### Assignment
Only the images are to be dropped; the records themselves must be repeated exactly.

::::::

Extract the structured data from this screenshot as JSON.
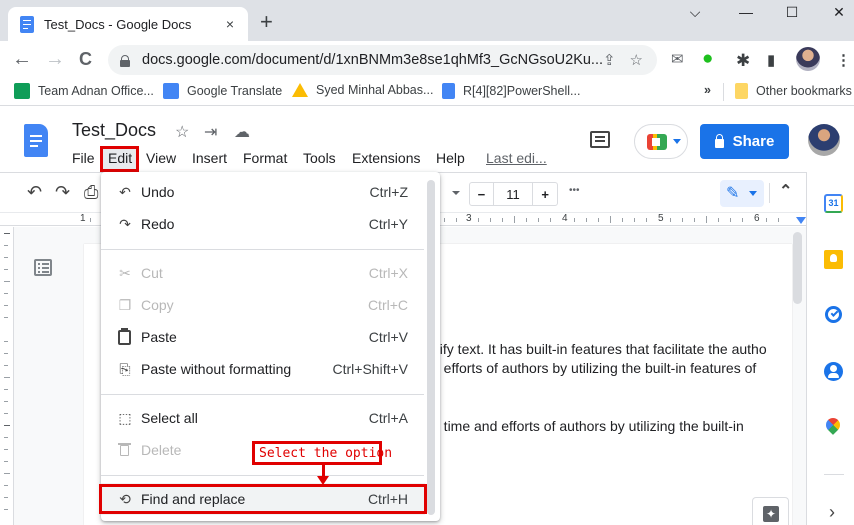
{
  "browser": {
    "tab": {
      "title": "Test_Docs - Google Docs",
      "close_icon": "×"
    },
    "new_tab_icon": "+",
    "window_controls": {
      "tab_search": "⌵",
      "minimize": "—",
      "maximize": "☐",
      "close": "✕"
    },
    "nav": {
      "back": "←",
      "forward": "→",
      "reload": "C"
    },
    "url": "docs.google.com/document/d/1xnBNMm3e8se1qhMf3_GcNGsoU2Ku...",
    "omnibox_icons": {
      "share": "⇪",
      "bookmark_star": "☆"
    },
    "extension_icons": {
      "mail": "✉",
      "extension_green": "●",
      "puzzle": "✱",
      "sidepanel": "▮",
      "menu": "⋮"
    },
    "bookmarks": [
      {
        "label": "Team Adnan Office...",
        "icon": "sheets-icon",
        "color": "#0f9d58"
      },
      {
        "label": "Google Translate",
        "icon": "translate-icon",
        "color": "#4285f4"
      },
      {
        "label": "Syed Minhal Abbas...",
        "icon": "drive-icon",
        "color": "#fbbc04"
      },
      {
        "label": "R[4][82]PowerShell...",
        "icon": "docs-icon",
        "color": "#4285f4"
      }
    ],
    "bookmarks_overflow": "»",
    "other_bookmarks": "Other bookmarks"
  },
  "docs": {
    "title": "Test_Docs",
    "title_icons": {
      "star": "☆",
      "move": "⇥",
      "cloud": "☁"
    },
    "menus": [
      "File",
      "Edit",
      "View",
      "Insert",
      "Format",
      "Tools",
      "Extensions",
      "Help"
    ],
    "last_edit": "Last edi...",
    "share_label": "Share",
    "accent_color": "#1a73e8",
    "toolbar": {
      "undo": "↶",
      "redo": "↷",
      "print": "⎙",
      "font_size": "11",
      "font_minus": "−",
      "font_plus": "+",
      "more": "•••",
      "edit_mode_icon": "✎",
      "collapse": "⌃"
    },
    "ruler_numbers": [
      "1",
      "3",
      "4",
      "5",
      "6"
    ],
    "body_lines": [
      "dify text. It has built-in features that facilitate the autho",
      "d efforts of authors by utilizing the built-in features of",
      "e time and efforts of authors by utilizing the built-in"
    ],
    "explore_icon": "✦",
    "side_panel_icons": [
      "calendar-icon",
      "keep-icon",
      "tasks-icon",
      "contacts-icon",
      "maps-icon"
    ],
    "side_panel_calendar_text": "31",
    "side_panel_expand": "›"
  },
  "edit_menu": {
    "items": [
      {
        "label": "Undo",
        "shortcut": "Ctrl+Z",
        "icon": "↶",
        "disabled": false
      },
      {
        "label": "Redo",
        "shortcut": "Ctrl+Y",
        "icon": "↷",
        "disabled": false
      },
      {
        "label": "Cut",
        "shortcut": "Ctrl+X",
        "icon": "✂",
        "disabled": true
      },
      {
        "label": "Copy",
        "shortcut": "Ctrl+C",
        "icon": "❐",
        "disabled": true
      },
      {
        "label": "Paste",
        "shortcut": "Ctrl+V",
        "icon": "📋",
        "disabled": false
      },
      {
        "label": "Paste without formatting",
        "shortcut": "Ctrl+Shift+V",
        "icon": "⎘",
        "disabled": false
      },
      {
        "label": "Select all",
        "shortcut": "Ctrl+A",
        "icon": "⬚",
        "disabled": false
      },
      {
        "label": "Delete",
        "shortcut": "",
        "icon": "🗑",
        "disabled": true
      },
      {
        "label": "Find and replace",
        "shortcut": "Ctrl+H",
        "icon": "⟲",
        "disabled": false
      }
    ]
  },
  "annotation": {
    "callout_text": "Select the option",
    "color": "#e00000"
  }
}
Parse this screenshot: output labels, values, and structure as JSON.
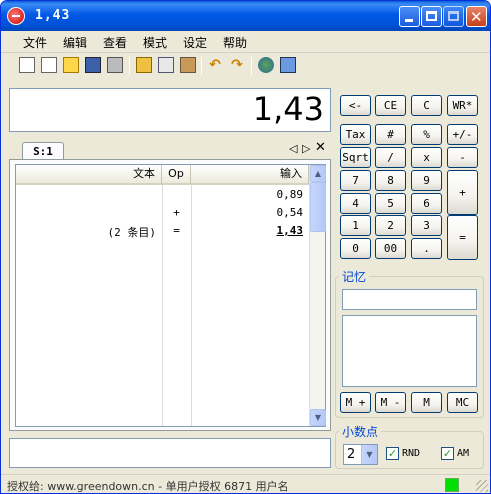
{
  "window": {
    "title": "1,43"
  },
  "menu": [
    "文件",
    "编辑",
    "查看",
    "模式",
    "设定",
    "帮助"
  ],
  "display": {
    "value": "1,43"
  },
  "tape": {
    "tab_label": "S:1",
    "columns": {
      "text": "文本",
      "op": "Op",
      "input": "输入"
    },
    "rows": [
      {
        "text": "",
        "op": "",
        "input": "0,89",
        "total": false
      },
      {
        "text": "",
        "op": "+",
        "input": "0,54",
        "total": false
      },
      {
        "text": "(2 条目)",
        "op": "=",
        "input": "1,43",
        "total": true
      }
    ]
  },
  "keypad": {
    "row1": [
      "<-",
      "CE",
      "C",
      "WR*"
    ],
    "row2": [
      "Tax",
      "#",
      "%",
      "+/-"
    ],
    "row3": [
      "Sqrt",
      "/",
      "x",
      "-"
    ],
    "row4": [
      "7",
      "8",
      "9",
      "+"
    ],
    "row5": [
      "4",
      "5",
      "6"
    ],
    "row6": [
      "1",
      "2",
      "3",
      "="
    ],
    "row7": [
      "0",
      "00",
      "."
    ]
  },
  "memory": {
    "title": "记忆",
    "buttons": [
      "M +",
      "M -",
      "M",
      "MC"
    ]
  },
  "decimals": {
    "title": "小数点",
    "selected": "2",
    "rnd_label": "RND",
    "rnd_checked": true,
    "am_label": "AM",
    "am_checked": true
  },
  "status": {
    "text": "授权给: www.greendown.cn - 单用户授权 6871 用户名"
  },
  "icons": [
    "new-icon",
    "blank-icon",
    "open-icon",
    "save-icon",
    "print-icon",
    "folder-icon",
    "copy-icon",
    "paste-icon",
    "undo-icon",
    "redo-icon",
    "users-icon",
    "book-icon"
  ]
}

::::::

### Response to the task
Extract the structured data from this screenshot as JSON.
{
  "browser": {
    "tab": {
      "title": "Test_Docs - Google Docs",
      "close_icon": "×"
    },
    "new_tab_icon": "+",
    "window_controls": {
      "tab_search": "⌵",
      "minimize": "—",
      "maximize": "☐",
      "close": "✕"
    },
    "nav": {
      "back": "←",
      "forward": "→",
      "reload": "C"
    },
    "url": "docs.google.com/document/d/1xnBNMm3e8se1qhMf3_GcNGsoU2Ku...",
    "omnibox_icons": {
      "share": "⇪",
      "bookmark_star": "☆"
    },
    "extension_icons": {
      "mail": "✉",
      "extension_green": "●",
      "puzzle": "✱",
      "sidepanel": "▮",
      "menu": "⋮"
    },
    "bookmarks": [
      {
        "label": "Team Adnan Office...",
        "icon": "sheets-icon",
        "color": "#0f9d58"
      },
      {
        "label": "Google Translate",
        "icon": "translate-icon",
        "color": "#4285f4"
      },
      {
        "label": "Syed Minhal Abbas...",
        "icon": "drive-icon",
        "color": "#fbbc04"
      },
      {
        "label": "R[4][82]PowerShell...",
        "icon": "docs-icon",
        "color": "#4285f4"
      }
    ],
    "bookmarks_overflow": "»",
    "other_bookmarks": "Other bookmarks"
  },
  "docs": {
    "title": "Test_Docs",
    "title_icons": {
      "star": "☆",
      "move": "⇥",
      "cloud": "☁"
    },
    "menus": [
      "File",
      "Edit",
      "View",
      "Insert",
      "Format",
      "Tools",
      "Extensions",
      "Help"
    ],
    "last_edit": "Last edi...",
    "share_label": "Share",
    "accent_color": "#1a73e8",
    "toolbar": {
      "undo": "↶",
      "redo": "↷",
      "print": "⎙",
      "font_size": "11",
      "font_minus": "−",
      "font_plus": "+",
      "more": "•••",
      "edit_mode_icon": "✎",
      "collapse": "⌃"
    },
    "ruler_numbers": [
      "1",
      "3",
      "4",
      "5",
      "6"
    ],
    "body_lines": [
      "dify text. It has built-in features that facilitate the autho",
      "d efforts of authors by utilizing the built-in features of",
      "e time and efforts of authors by utilizing the built-in"
    ],
    "explore_icon": "✦",
    "side_panel_icons": [
      "calendar-icon",
      "keep-icon",
      "tasks-icon",
      "contacts-icon",
      "maps-icon"
    ],
    "side_panel_calendar_text": "31",
    "side_panel_expand": "›"
  },
  "edit_menu": {
    "items": [
      {
        "label": "Undo",
        "shortcut": "Ctrl+Z",
        "icon": "↶",
        "disabled": false
      },
      {
        "label": "Redo",
        "shortcut": "Ctrl+Y",
        "icon": "↷",
        "disabled": false
      },
      {
        "label": "Cut",
        "shortcut": "Ctrl+X",
        "icon": "✂",
        "disabled": true
      },
      {
        "label": "Copy",
        "shortcut": "Ctrl+C",
        "icon": "❐",
        "disabled": true
      },
      {
        "label": "Paste",
        "shortcut": "Ctrl+V",
        "icon": "📋",
        "disabled": false
      },
      {
        "label": "Paste without formatting",
        "shortcut": "Ctrl+Shift+V",
        "icon": "⎘",
        "disabled": false
      },
      {
        "label": "Select all",
        "shortcut": "Ctrl+A",
        "icon": "⬚",
        "disabled": false
      },
      {
        "label": "Delete",
        "shortcut": "",
        "icon": "🗑",
        "disabled": true
      },
      {
        "label": "Find and replace",
        "shortcut": "Ctrl+H",
        "icon": "⟲",
        "disabled": false
      }
    ]
  },
  "annotation": {
    "callout_text": "Select the option",
    "color": "#e00000"
  }
}
Parse this screenshot: output labels, values, and structure as JSON.
{
  "window": {
    "title": "1,43"
  },
  "menu": [
    "文件",
    "编辑",
    "查看",
    "模式",
    "设定",
    "帮助"
  ],
  "display": {
    "value": "1,43"
  },
  "tape": {
    "tab_label": "S:1",
    "columns": {
      "text": "文本",
      "op": "Op",
      "input": "输入"
    },
    "rows": [
      {
        "text": "",
        "op": "",
        "input": "0,89",
        "total": false
      },
      {
        "text": "",
        "op": "+",
        "input": "0,54",
        "total": false
      },
      {
        "text": "(2 条目)",
        "op": "=",
        "input": "1,43",
        "total": true
      }
    ]
  },
  "keypad": {
    "row1": [
      "<-",
      "CE",
      "C",
      "WR*"
    ],
    "row2": [
      "Tax",
      "#",
      "%",
      "+/-"
    ],
    "row3": [
      "Sqrt",
      "/",
      "x",
      "-"
    ],
    "row4": [
      "7",
      "8",
      "9",
      "+"
    ],
    "row5": [
      "4",
      "5",
      "6"
    ],
    "row6": [
      "1",
      "2",
      "3",
      "="
    ],
    "row7": [
      "0",
      "00",
      "."
    ]
  },
  "memory": {
    "title": "记忆",
    "buttons": [
      "M +",
      "M -",
      "M",
      "MC"
    ]
  },
  "decimals": {
    "title": "小数点",
    "selected": "2",
    "rnd_label": "RND",
    "rnd_checked": true,
    "am_label": "AM",
    "am_checked": true
  },
  "status": {
    "text": "授权给: www.greendown.cn - 单用户授权 6871 用户名"
  },
  "icons": [
    "new-icon",
    "blank-icon",
    "open-icon",
    "save-icon",
    "print-icon",
    "folder-icon",
    "copy-icon",
    "paste-icon",
    "undo-icon",
    "redo-icon",
    "users-icon",
    "book-icon"
  ]
}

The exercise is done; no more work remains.